EXERCISE DESCRIPTION – Please filter the entries for the word "name" and copy every line that has it.

DATA –

============

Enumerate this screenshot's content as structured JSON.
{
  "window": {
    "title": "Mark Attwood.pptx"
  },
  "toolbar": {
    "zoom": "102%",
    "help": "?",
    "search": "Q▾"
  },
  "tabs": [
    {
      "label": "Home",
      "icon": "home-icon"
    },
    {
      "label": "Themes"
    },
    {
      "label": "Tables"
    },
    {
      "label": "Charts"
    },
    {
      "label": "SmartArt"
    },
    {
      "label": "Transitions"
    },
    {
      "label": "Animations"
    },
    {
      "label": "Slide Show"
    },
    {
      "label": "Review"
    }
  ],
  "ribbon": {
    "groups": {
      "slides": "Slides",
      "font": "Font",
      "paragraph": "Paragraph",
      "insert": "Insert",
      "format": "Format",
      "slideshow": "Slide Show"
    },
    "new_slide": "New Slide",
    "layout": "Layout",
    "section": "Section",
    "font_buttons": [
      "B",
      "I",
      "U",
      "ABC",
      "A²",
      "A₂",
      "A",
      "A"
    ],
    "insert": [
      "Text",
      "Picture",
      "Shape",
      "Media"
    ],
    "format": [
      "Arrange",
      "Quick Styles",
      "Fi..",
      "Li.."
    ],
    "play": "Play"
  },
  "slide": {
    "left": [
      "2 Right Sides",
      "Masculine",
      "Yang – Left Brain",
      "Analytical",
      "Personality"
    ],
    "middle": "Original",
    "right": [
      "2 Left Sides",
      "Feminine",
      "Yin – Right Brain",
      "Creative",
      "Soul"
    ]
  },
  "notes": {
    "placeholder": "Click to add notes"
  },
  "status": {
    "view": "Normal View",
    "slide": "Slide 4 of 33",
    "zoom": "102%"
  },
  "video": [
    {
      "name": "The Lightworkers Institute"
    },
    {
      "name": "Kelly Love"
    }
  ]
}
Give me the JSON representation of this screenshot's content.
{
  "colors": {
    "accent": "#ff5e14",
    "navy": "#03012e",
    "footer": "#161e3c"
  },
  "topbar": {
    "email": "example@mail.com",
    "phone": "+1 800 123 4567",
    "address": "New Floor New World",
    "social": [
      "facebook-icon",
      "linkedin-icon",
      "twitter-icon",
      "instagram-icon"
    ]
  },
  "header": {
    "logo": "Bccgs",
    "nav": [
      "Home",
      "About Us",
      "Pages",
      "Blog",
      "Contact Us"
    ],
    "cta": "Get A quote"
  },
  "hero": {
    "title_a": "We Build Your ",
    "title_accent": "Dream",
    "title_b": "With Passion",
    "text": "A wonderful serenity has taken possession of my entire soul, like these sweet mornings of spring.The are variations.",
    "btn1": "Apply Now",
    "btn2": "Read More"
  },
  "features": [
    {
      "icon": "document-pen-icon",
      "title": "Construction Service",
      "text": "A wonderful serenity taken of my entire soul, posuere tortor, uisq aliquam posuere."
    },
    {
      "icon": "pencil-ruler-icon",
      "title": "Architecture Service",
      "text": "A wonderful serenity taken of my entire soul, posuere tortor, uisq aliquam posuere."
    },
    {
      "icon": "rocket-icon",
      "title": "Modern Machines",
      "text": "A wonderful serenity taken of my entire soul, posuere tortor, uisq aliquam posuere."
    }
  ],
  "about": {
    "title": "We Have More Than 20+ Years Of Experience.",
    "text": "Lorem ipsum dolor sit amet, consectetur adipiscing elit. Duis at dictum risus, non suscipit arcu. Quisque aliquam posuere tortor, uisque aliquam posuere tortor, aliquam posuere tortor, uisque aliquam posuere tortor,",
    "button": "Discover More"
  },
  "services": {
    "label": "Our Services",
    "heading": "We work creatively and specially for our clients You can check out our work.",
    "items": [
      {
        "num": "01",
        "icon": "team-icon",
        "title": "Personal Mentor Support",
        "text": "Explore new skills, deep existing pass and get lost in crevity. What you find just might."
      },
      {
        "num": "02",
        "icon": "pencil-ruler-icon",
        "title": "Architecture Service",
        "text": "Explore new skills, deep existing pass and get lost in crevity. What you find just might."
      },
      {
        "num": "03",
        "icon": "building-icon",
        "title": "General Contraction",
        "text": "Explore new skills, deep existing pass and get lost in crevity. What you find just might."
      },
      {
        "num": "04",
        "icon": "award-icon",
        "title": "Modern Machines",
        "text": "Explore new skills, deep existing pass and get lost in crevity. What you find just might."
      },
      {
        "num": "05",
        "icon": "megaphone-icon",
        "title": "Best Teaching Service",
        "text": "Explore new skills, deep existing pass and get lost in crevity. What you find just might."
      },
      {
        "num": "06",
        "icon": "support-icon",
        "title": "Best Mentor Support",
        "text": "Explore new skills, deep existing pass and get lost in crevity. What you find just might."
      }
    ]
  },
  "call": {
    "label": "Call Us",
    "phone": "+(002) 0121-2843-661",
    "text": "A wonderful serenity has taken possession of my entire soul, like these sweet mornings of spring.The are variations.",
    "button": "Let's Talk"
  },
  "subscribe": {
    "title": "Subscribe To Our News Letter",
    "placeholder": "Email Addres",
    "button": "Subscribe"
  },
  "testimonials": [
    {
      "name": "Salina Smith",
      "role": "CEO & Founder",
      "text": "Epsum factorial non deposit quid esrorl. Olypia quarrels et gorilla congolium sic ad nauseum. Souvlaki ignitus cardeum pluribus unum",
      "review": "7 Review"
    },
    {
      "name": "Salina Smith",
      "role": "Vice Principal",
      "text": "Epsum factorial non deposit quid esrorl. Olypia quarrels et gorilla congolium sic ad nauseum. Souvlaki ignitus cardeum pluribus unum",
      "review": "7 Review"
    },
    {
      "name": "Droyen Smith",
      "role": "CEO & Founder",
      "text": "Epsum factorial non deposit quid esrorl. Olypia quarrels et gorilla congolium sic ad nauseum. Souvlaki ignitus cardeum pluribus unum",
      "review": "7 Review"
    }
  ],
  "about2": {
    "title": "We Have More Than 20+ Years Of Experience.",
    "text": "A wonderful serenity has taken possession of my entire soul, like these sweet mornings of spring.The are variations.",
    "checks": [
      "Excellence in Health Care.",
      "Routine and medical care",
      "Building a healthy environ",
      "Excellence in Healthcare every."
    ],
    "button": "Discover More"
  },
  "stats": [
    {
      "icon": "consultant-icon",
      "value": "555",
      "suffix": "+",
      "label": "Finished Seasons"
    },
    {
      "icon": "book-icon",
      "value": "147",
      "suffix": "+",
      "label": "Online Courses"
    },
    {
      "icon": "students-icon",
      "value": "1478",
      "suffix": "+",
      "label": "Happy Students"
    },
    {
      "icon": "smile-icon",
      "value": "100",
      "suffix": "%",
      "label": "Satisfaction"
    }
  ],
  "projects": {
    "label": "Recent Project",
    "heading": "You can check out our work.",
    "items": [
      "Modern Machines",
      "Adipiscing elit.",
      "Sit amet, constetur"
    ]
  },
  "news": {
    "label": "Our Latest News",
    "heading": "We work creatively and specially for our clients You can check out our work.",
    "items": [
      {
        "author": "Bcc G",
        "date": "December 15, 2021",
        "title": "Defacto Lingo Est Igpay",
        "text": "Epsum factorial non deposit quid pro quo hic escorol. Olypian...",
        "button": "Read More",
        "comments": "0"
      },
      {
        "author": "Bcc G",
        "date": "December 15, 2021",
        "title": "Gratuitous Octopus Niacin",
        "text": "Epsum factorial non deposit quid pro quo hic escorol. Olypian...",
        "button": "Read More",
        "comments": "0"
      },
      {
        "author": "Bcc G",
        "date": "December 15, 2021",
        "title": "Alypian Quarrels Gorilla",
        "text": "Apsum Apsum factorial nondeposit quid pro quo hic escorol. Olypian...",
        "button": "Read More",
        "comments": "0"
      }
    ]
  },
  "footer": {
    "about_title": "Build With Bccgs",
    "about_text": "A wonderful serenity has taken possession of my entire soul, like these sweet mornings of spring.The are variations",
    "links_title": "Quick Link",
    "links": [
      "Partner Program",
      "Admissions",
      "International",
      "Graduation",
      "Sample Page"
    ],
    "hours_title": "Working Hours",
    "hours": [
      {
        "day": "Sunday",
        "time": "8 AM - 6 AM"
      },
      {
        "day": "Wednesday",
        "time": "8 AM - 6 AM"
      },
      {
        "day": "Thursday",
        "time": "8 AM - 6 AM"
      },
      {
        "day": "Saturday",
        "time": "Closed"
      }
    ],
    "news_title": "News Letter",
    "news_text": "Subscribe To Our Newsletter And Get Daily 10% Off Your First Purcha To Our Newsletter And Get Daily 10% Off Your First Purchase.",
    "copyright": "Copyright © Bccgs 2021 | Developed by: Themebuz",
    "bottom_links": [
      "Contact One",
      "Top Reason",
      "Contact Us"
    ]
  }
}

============

COMPLETED TASK –
      "name": "The Lightworkers Institute"
      "name": "Kelly Love"
      "name": "Salina Smith",
      "name": "Salina Smith",
      "name": "Droyen Smith",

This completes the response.